Action item> Output the records. Match them exactly.

(Collected data)
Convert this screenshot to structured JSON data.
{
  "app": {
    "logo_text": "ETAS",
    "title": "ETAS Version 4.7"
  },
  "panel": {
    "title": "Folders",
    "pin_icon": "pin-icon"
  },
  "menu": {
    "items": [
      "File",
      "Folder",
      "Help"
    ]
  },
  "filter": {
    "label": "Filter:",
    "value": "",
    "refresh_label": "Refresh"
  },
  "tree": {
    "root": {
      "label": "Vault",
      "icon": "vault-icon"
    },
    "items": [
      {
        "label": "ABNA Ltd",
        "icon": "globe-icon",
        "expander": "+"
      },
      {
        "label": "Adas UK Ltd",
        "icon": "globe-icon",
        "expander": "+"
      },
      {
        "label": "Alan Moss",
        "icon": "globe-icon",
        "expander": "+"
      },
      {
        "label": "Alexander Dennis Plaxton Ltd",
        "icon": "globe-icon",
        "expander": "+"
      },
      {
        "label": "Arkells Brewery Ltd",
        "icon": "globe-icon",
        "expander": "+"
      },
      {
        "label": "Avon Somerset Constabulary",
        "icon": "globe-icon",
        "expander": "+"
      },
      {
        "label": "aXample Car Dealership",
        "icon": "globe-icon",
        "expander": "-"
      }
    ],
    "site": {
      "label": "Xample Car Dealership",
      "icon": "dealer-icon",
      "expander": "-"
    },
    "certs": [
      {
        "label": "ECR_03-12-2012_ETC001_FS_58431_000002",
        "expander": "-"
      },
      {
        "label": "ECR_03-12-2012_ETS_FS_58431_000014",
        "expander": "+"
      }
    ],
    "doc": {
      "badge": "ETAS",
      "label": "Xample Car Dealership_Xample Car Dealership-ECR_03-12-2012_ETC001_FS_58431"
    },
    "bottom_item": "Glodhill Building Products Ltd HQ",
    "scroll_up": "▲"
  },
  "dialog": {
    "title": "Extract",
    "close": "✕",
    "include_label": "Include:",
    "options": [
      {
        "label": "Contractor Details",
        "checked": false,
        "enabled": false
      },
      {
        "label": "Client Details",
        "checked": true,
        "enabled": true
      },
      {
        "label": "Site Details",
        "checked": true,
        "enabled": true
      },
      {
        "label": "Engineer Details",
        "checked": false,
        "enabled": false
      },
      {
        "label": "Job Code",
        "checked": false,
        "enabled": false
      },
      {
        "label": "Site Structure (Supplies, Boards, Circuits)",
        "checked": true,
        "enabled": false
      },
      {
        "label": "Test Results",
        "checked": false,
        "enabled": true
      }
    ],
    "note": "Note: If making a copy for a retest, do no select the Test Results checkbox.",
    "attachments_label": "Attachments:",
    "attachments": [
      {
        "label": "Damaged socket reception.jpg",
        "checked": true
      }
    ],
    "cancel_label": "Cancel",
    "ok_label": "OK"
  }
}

Task answer>
Convert this screenshot to structured JSON data.
{
  "app": {
    "logo_text": "ETAS",
    "title": "ETAS Version 4.7"
  },
  "panel": {
    "title": "Folders",
    "pin_icon": "pin-icon"
  },
  "menu": {
    "items": [
      "File",
      "Folder",
      "Help"
    ]
  },
  "filter": {
    "label": "Filter:",
    "value": "",
    "refresh_label": "Refresh"
  },
  "tree": {
    "root": {
      "label": "Vault",
      "icon": "vault-icon"
    },
    "items": [
      {
        "label": "ABNA Ltd",
        "icon": "globe-icon",
        "expander": "+"
      },
      {
        "label": "Adas UK Ltd",
        "icon": "globe-icon",
        "expander": "+"
      },
      {
        "label": "Alan Moss",
        "icon": "globe-icon",
        "expander": "+"
      },
      {
        "label": "Alexander Dennis Plaxton Ltd",
        "icon": "globe-icon",
        "expander": "+"
      },
      {
        "label": "Arkells Brewery Ltd",
        "icon": "globe-icon",
        "expander": "+"
      },
      {
        "label": "Avon Somerset Constabulary",
        "icon": "globe-icon",
        "expander": "+"
      },
      {
        "label": "aXample Car Dealership",
        "icon": "globe-icon",
        "expander": "-"
      }
    ],
    "site": {
      "label": "Xample Car Dealership",
      "icon": "dealer-icon",
      "expander": "-"
    },
    "certs": [
      {
        "label": "ECR_03-12-2012_ETC001_FS_58431_000002",
        "expander": "-"
      },
      {
        "label": "ECR_03-12-2012_ETS_FS_58431_000014",
        "expander": "+"
      }
    ],
    "doc": {
      "badge": "ETAS",
      "label": "Xample Car Dealership_Xample Car Dealership-ECR_03-12-2012_ETC001_FS_58431"
    },
    "bottom_item": "Glodhill Building Products Ltd HQ",
    "scroll_up": "▲"
  },
  "dialog": {
    "title": "Extract",
    "close": "✕",
    "include_label": "Include:",
    "options": [
      {
        "label": "Contractor Details",
        "checked": false,
        "enabled": false
      },
      {
        "label": "Client Details",
        "checked": true,
        "enabled": true
      },
      {
        "label": "Site Details",
        "checked": true,
        "enabled": true
      },
      {
        "label": "Engineer Details",
        "checked": false,
        "enabled": false
      },
      {
        "label": "Job Code",
        "checked": false,
        "enabled": false
      },
      {
        "label": "Site Structure (Supplies, Boards, Circuits)",
        "checked": true,
        "enabled": false
      },
      {
        "label": "Test Results",
        "checked": false,
        "enabled": true
      }
    ],
    "note": "Note: If making a copy for a retest, do no select the Test Results checkbox.",
    "attachments_label": "Attachments:",
    "attachments": [
      {
        "label": "Damaged socket reception.jpg",
        "checked": true
      }
    ],
    "cancel_label": "Cancel",
    "ok_label": "OK"
  }
}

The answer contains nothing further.